** YOUR INSTRUCTIONS **
If a line in the records below holds the string "more", count it, and state only the final count.

** RECORDS FOR THIS TASK **
□ □ □ □

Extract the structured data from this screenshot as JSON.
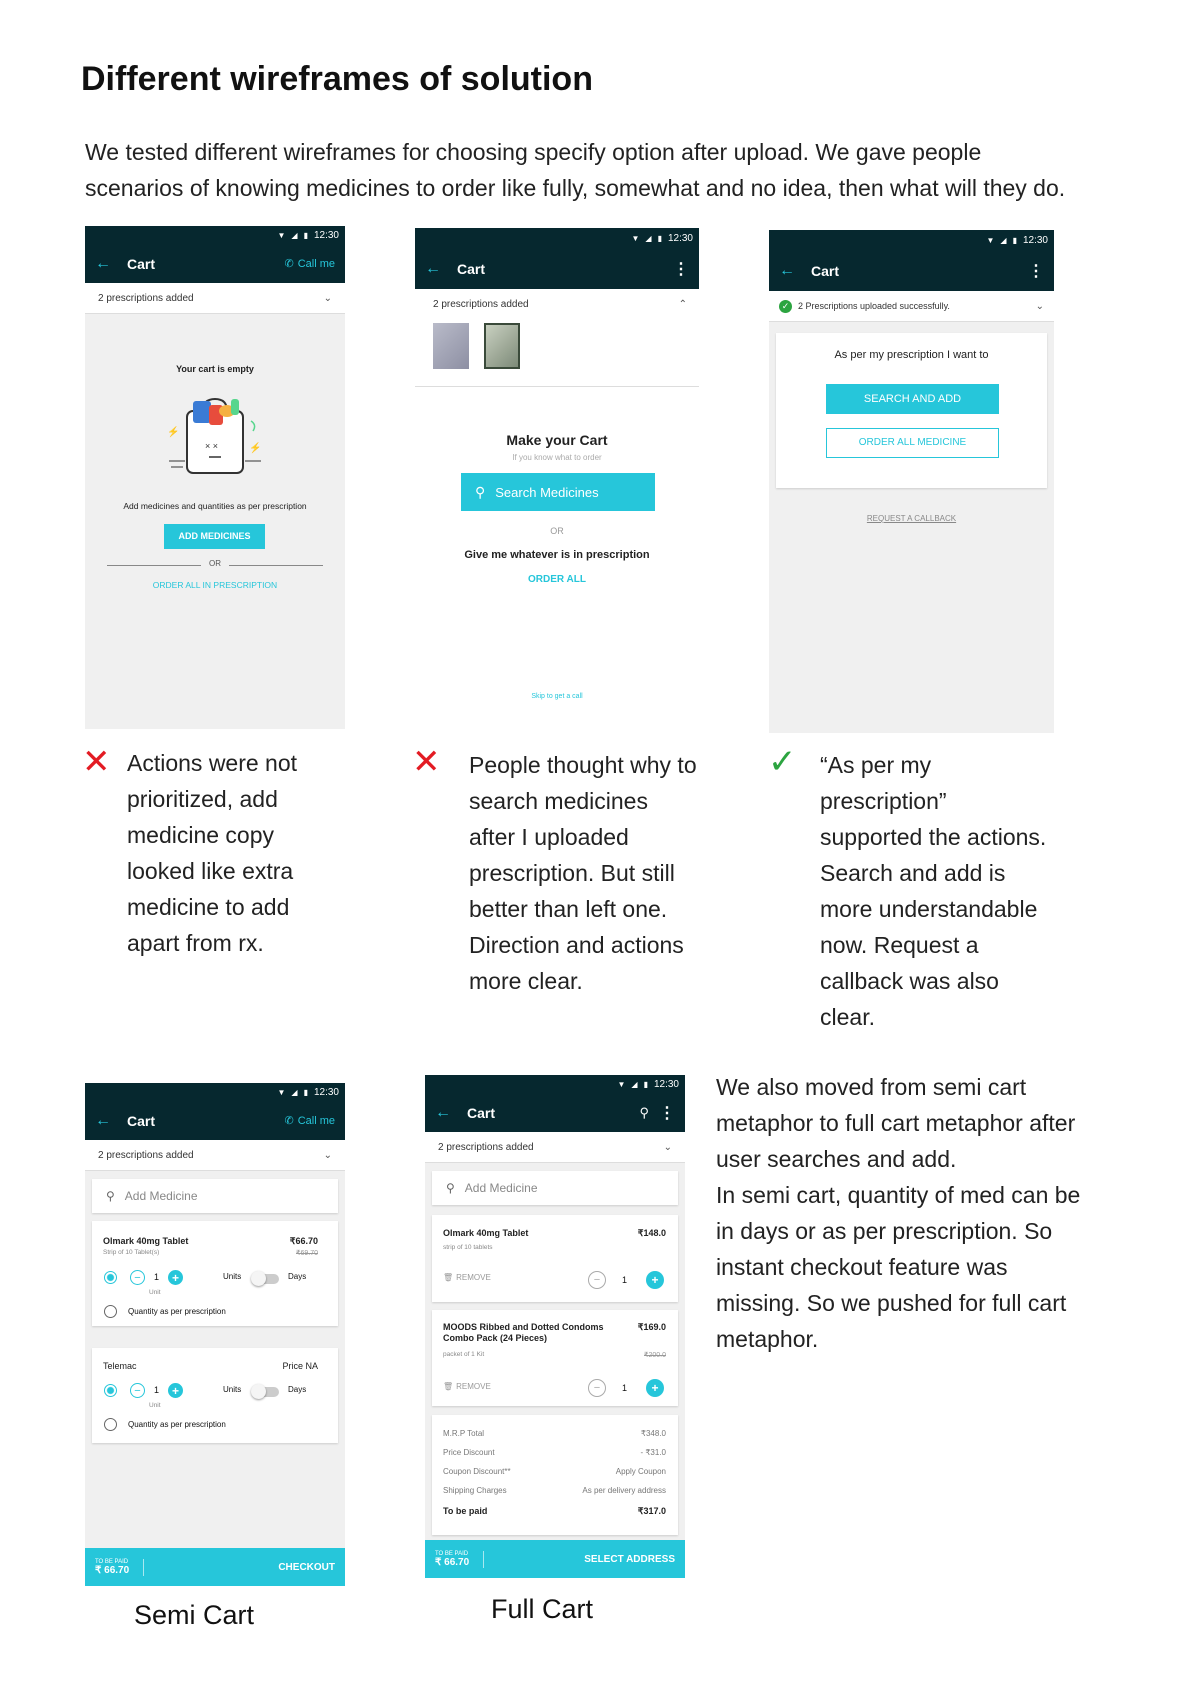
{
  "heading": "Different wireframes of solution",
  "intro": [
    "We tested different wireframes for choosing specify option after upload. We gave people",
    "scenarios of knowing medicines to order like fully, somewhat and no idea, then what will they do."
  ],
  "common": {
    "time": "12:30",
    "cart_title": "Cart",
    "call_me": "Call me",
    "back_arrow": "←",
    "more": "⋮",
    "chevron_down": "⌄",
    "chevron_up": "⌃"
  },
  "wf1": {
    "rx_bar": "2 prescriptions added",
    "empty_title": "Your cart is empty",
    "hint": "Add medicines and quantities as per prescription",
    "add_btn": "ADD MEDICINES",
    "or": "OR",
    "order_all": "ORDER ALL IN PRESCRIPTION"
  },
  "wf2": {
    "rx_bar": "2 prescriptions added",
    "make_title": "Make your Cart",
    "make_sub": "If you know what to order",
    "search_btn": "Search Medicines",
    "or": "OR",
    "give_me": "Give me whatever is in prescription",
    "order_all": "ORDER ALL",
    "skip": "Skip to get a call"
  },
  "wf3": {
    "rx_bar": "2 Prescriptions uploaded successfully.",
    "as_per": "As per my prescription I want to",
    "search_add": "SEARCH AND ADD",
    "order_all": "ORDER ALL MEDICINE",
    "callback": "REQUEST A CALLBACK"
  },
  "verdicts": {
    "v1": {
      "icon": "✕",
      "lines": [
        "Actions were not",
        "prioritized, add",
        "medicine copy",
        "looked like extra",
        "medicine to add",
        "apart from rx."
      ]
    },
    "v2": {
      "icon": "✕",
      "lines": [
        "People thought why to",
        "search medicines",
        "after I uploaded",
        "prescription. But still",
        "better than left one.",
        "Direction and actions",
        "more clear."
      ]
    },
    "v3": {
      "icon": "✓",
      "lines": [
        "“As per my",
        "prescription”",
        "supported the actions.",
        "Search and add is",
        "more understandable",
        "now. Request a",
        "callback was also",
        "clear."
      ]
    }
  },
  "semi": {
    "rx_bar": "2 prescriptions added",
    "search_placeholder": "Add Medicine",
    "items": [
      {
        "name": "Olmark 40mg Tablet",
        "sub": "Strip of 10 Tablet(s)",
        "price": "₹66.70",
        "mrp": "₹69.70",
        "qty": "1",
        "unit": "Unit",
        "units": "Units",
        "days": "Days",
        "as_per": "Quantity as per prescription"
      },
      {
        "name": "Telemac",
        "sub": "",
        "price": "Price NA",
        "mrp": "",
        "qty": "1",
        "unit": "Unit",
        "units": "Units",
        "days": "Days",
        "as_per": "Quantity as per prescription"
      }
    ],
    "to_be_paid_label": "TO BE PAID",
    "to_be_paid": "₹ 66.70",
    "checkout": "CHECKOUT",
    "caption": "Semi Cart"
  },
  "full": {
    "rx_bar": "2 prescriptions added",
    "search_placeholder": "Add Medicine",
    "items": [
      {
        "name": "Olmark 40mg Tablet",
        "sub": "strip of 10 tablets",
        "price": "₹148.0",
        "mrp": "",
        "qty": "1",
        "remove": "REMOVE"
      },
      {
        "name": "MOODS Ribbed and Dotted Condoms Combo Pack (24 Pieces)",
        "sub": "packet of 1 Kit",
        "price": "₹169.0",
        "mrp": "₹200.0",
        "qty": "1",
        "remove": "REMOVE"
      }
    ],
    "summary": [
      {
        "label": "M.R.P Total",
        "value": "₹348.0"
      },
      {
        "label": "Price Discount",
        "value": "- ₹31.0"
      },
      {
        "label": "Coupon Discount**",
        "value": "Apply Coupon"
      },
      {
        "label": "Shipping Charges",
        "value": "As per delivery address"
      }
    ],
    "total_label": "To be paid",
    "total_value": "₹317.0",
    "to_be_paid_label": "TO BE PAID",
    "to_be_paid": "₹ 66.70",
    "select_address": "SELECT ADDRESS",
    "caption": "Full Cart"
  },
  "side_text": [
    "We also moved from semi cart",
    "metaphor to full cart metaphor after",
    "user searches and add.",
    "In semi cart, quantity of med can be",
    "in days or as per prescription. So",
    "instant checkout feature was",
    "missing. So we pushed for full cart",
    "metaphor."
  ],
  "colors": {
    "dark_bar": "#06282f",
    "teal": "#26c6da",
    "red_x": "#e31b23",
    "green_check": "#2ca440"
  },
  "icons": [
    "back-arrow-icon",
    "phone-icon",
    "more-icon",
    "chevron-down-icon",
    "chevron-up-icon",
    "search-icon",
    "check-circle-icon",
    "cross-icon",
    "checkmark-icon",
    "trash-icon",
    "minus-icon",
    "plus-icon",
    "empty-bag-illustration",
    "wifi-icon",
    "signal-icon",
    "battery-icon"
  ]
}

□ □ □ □

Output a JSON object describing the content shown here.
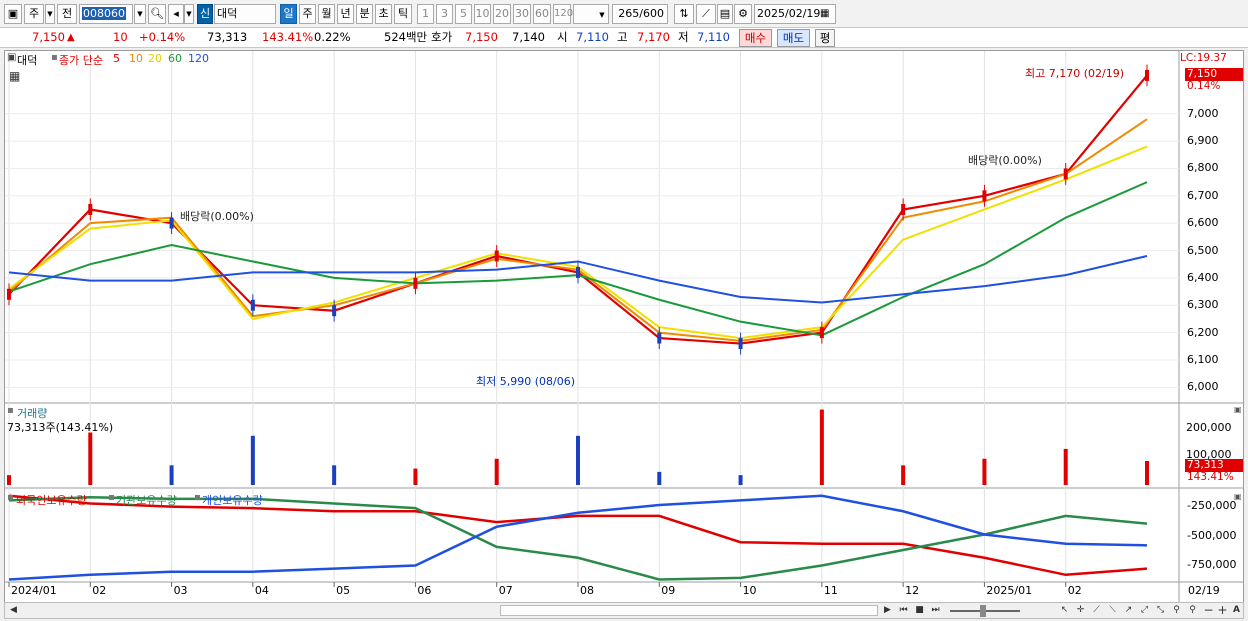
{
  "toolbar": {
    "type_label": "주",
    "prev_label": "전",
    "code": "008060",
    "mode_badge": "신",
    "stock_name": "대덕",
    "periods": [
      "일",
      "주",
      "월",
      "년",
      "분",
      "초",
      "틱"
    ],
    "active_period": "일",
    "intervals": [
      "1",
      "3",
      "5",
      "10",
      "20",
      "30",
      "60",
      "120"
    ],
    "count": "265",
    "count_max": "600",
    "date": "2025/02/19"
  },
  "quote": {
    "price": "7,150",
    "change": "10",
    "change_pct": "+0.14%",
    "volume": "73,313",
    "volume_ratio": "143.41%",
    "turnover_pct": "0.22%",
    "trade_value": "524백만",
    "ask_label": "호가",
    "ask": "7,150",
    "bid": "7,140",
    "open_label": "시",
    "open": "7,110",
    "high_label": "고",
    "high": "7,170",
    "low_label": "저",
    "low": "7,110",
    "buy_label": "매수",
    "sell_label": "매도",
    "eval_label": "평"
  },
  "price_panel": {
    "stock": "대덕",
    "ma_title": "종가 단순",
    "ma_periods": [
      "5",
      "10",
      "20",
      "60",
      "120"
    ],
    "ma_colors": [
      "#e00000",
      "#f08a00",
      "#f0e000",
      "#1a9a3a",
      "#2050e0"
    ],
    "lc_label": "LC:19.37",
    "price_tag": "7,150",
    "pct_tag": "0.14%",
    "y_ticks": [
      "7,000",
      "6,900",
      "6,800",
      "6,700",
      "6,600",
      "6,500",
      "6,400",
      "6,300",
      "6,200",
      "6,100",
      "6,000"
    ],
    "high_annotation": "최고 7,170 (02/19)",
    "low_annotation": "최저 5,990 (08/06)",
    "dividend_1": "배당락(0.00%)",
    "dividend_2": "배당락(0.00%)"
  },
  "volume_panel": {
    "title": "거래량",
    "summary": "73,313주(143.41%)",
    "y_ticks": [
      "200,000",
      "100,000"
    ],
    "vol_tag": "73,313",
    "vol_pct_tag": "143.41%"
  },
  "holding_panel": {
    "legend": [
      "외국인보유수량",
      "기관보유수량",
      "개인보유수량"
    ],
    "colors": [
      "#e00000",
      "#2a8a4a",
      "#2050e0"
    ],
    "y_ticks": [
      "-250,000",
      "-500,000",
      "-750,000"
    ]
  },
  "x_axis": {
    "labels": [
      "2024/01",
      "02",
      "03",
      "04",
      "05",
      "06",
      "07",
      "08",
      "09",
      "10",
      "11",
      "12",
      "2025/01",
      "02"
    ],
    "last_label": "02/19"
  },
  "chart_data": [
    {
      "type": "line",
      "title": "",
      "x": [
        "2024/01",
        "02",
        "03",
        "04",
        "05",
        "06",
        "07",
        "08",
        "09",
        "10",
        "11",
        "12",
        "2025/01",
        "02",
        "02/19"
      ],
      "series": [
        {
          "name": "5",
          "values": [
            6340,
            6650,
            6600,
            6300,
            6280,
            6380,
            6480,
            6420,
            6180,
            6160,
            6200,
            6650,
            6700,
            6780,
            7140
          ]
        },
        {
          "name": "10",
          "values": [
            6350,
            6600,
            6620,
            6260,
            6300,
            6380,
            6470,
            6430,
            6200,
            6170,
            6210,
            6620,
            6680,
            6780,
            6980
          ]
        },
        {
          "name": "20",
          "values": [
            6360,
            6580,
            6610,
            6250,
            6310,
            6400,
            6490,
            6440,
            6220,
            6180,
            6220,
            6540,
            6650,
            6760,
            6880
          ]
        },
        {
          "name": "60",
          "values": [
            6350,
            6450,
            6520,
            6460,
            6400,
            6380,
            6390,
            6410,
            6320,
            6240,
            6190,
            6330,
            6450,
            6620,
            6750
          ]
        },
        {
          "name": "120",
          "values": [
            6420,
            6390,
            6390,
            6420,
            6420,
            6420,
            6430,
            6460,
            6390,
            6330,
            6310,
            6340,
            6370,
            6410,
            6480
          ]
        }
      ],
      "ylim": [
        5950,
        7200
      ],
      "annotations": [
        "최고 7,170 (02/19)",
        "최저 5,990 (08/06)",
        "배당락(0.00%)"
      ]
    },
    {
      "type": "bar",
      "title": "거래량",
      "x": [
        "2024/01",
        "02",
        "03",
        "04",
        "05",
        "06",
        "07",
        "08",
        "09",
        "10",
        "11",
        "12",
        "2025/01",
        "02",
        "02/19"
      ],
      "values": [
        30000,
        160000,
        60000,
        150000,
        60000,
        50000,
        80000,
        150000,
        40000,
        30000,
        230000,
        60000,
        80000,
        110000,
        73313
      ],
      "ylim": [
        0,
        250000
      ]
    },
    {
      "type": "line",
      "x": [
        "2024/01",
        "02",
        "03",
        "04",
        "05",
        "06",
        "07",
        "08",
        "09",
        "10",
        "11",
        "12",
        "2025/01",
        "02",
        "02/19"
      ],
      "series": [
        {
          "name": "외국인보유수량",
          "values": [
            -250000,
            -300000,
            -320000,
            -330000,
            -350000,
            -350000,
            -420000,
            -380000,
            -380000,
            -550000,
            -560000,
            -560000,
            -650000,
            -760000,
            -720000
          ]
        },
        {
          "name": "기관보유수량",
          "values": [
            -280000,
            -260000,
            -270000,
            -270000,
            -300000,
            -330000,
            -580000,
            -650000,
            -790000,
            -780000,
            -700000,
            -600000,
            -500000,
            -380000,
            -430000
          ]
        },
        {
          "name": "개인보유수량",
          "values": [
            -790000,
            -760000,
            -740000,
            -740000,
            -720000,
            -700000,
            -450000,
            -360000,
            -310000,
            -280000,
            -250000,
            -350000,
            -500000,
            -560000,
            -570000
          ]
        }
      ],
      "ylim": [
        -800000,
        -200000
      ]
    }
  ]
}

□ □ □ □

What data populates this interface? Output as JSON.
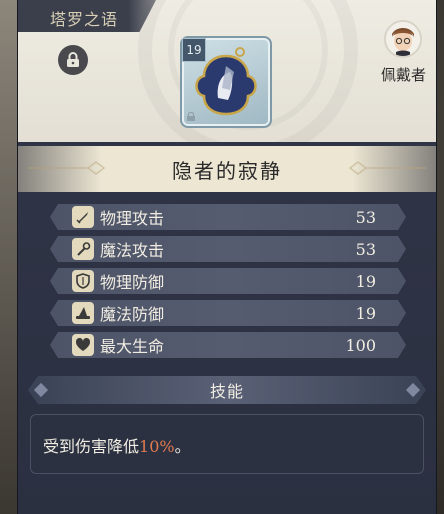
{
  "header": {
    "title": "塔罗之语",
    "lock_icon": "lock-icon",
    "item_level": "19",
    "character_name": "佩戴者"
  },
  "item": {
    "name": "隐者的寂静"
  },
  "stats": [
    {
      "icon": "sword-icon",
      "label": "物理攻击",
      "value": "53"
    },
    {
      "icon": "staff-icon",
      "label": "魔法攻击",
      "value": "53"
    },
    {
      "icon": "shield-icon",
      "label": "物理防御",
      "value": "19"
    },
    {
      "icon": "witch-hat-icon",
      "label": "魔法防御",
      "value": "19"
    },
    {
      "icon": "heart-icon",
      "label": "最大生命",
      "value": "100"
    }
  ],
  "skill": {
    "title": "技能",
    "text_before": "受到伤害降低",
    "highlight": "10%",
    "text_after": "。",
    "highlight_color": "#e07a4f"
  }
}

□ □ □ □

** THE ANSWER **
4